What would happen to the about of force generated with impact on ground if the foot was rigid?

the force generated would be large

34

What makes the foot able to deform to absorb shock and adapt to uneven surfaces?

the fact that it is a series of small bones and ligaments

35

What is the osteology of the foot?

1. calcaneus
2. talus
3. navicular
4. cuneiforms
5. metacarpals
6. phalanges

36

What are the joints of the foot?

1. naviculo-cuneiform joints
2. tarsometatarsal joints
3. metatarsophalangeal joints
4. interphalangeal joints

37

On an x ray what would you see on a patient with gout?

build up of uric acid on the first big toe

1st metatarsal phalangeal joint

38

What would you see on an x ray of the foot on a patient with gout?

Reduce space in interphalangeal joint

39

What would you see in a patient with rheumatoid arthritis on an X ray?

metarsophalangeal joints and interphalangeal joints affected

40

What is the medical term for a bunion?

Halux valgus

41

How the arches of the foot contribute to stability/what is their role?

1.help distribute weight acting as shock absorbers

2.increase flexibility of the foot

3. act as springboards for propulsion during walking, running and jumping

42

What are the 3 arches of the foot?

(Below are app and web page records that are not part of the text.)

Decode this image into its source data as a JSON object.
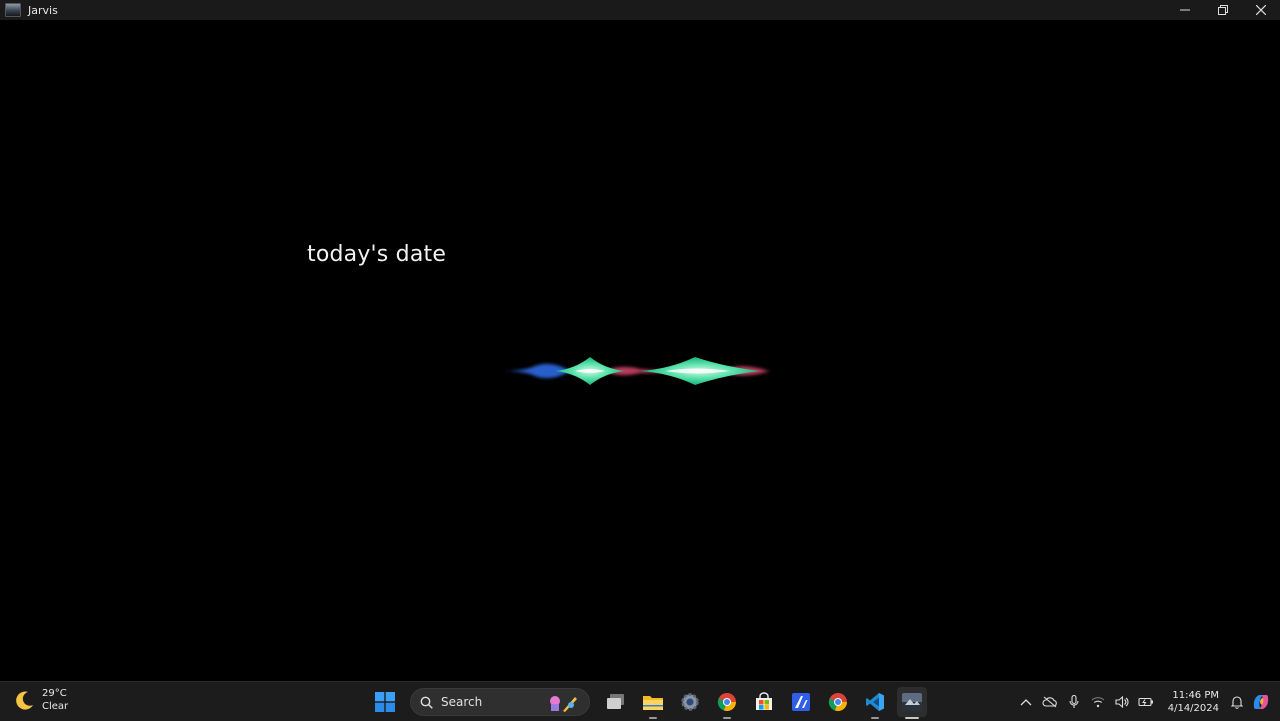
{
  "window": {
    "title": "Jarvis",
    "controls": {
      "minimize": "─",
      "restore": "❐",
      "close": "✕"
    }
  },
  "main": {
    "transcript": "today's date",
    "waveform": {
      "colors": [
        "#2f6fe0",
        "#2ee8a0",
        "#e04a6a",
        "#ffffff"
      ]
    }
  },
  "taskbar": {
    "weather": {
      "temp": "29°C",
      "condition": "Clear",
      "icon": "moon-icon"
    },
    "search": {
      "label": "Search"
    },
    "apps": [
      {
        "name": "start-button",
        "icon": "windows-logo-icon"
      },
      {
        "name": "task-view-button",
        "icon": "task-view-icon"
      },
      {
        "name": "file-explorer",
        "icon": "folder-icon"
      },
      {
        "name": "settings",
        "icon": "gear-icon"
      },
      {
        "name": "chrome",
        "icon": "chrome-icon"
      },
      {
        "name": "microsoft-store",
        "icon": "store-icon"
      },
      {
        "name": "app-blue",
        "icon": "app-icon"
      },
      {
        "name": "chrome-profile",
        "icon": "chrome-icon"
      },
      {
        "name": "vs-code",
        "icon": "vscode-icon"
      },
      {
        "name": "jarvis",
        "icon": "jarvis-icon"
      }
    ],
    "tray": {
      "clock_time": "11:46 PM",
      "clock_date": "4/14/2024"
    }
  }
}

1. medial longitudinal - MLA
2. lateral longitudinal - LLA
3. transverse - TA

43

What bones does the medial longitudinal arch compromise of? (5)

1.calcaneus
2. talus
3. navicular
4. 3 cuneiforms
5. 3 medial metatarsals

44

In the medial longitudinal arch where is weight transmitted?

Through the talus to the calcaneus and metatarsal heads

45

Which arch is higher and more important the lateral longitudinal arch or medial longitudinal arch?

medial longitudinal arch

46

What bones make up the lateral longitudinal arch?

1. calcaneous
2. cuboid
3. lateral 2 metatarsals

47

What bones make up the transverse arch?

1. cuboid
2. 3 cuneiforms
3. bases of the 5 metatarsals

48

What would the weight of the body do to the arches if they were not supported?

would flatten the arches

49

How is the stability of the arches maintained? (2)

1. passive - includes ligaments and shape of the bones
2. dynamic- intrinsic and extrinsic muscles of the foot

50

What is pes planus?

Flat foot

can be asymptomatic

51

What age groups is pes planus seen in?

adults and adolescents

52

What are the 2 types of pes planus?

1. flexible
2. rigid - fusion of tarsal bones

53

What is flexible pes planus?

1. more common
2. arch is present when not weight bearing and absent when standing

54

What is pes planus caused by?

loose or degenerating ligaments

55

What can exacerbate pes planus?

gaining weight

spending a long time standing

56

What is the treatment for pes planus?

orthotics - specilaised insoles

57

What problems can pes planus cause?

1. displacement of the talus infer-medially
2. misalignment of ankle and knees causing pain in these areas
3. can decrease shock absorption by the foot leading to lower back pain

58

What are the movements of the toes of the foot and what joints do they occur at?

1. flexion - metatarsophalangeal joints and proximal and distal interphalangeal joints
2. extension - metatarsophalangeal joints and proximal and distal interphalangeal joints
3. abduction - limited - at metatarsophalangeal joints
4. adduction - relaxed position - limited - metattarsopahlangeal joints

59

What injuries can occur to the foot?

1. dislocated toes
2. communitive fracture
3. oblique fractures
4. stress fractures - running
5. fracture at bases of metatarsophalangeal joints
6. lisfranc injury - disruption of mid foot when foot is thrown forwards like in horse riding and is easy to miss on x rays
7. fracture of calcaneus - jumping or falling from a height